References [1][2][3]

Periclase occurs naturally in contact metamorphic rocks and is a major component of most basic refractory bricks. It is a cubic form of magnesium oxide (MgO).

It was first described in 1840 and named from the Greek περικλάω (to break around) in allusion to its cleavage. The type locality is Monte Somma, Somma-Vesuvius Complex, Naples Province, Campania, Italy.[3]

The old term for the mineral is magnesia. Stones from the Magnesia region in ancient Anatolia contained both magnesium oxide and hydrated magnesium carbonate as well as iron oxides (such as magnetite). Thus these stones, called Stones from Magnesia in antiquity, with their unusual magnetic properties were the reason the terms magnet and magnetism were coined.

Periclase is usually found in marble produced by metamorphism of dolomitic limestones. It readily alters to brucite under near surface conditions.[3]
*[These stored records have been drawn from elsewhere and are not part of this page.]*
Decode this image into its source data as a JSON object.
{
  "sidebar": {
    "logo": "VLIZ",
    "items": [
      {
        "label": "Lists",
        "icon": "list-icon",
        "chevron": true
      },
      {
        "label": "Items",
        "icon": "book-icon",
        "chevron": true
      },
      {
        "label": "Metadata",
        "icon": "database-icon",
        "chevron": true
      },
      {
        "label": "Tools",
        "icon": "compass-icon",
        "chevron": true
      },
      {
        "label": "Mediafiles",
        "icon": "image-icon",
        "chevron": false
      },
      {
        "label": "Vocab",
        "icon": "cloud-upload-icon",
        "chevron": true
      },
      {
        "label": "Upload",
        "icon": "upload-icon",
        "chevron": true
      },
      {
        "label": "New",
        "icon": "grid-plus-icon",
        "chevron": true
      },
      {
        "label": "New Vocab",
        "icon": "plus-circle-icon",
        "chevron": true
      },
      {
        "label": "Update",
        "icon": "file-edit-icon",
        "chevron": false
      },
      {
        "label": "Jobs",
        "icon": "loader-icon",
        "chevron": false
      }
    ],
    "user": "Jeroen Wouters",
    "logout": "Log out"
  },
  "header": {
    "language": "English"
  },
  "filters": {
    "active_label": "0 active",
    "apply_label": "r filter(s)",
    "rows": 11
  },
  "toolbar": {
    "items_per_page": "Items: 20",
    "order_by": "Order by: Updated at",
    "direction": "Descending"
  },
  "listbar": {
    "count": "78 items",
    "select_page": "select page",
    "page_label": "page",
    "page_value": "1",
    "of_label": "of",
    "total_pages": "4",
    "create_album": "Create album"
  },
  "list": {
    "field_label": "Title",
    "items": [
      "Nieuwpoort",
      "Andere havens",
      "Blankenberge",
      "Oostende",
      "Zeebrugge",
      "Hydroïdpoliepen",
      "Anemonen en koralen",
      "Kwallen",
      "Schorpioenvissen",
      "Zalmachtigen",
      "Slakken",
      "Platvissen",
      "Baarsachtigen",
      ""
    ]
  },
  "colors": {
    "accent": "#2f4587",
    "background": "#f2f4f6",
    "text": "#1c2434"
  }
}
In addition to its type locality, it is reported from Predazzo, Tyrol, Austria; Carlingford, County Louth, Ireland; Broadford, Skye and the island of Muck, Scotland; León, Spain; the Bellerberg volcano, Eifel district, Germany; Nordmark and Långban, Varmland, Sweden; and Kopeysk, southern Ural Mountains, Russia. In the USA it occurs at the Crestmore quarry, Riverside County, California; Tombstone, Cochise County, Arizona; Gabbs district, Nye County, Nevada. In Canada, it occurs at Oka, Quebec and in Australia, west of Cowell, Eyre Peninsula, South Australia.[1]

References[edit]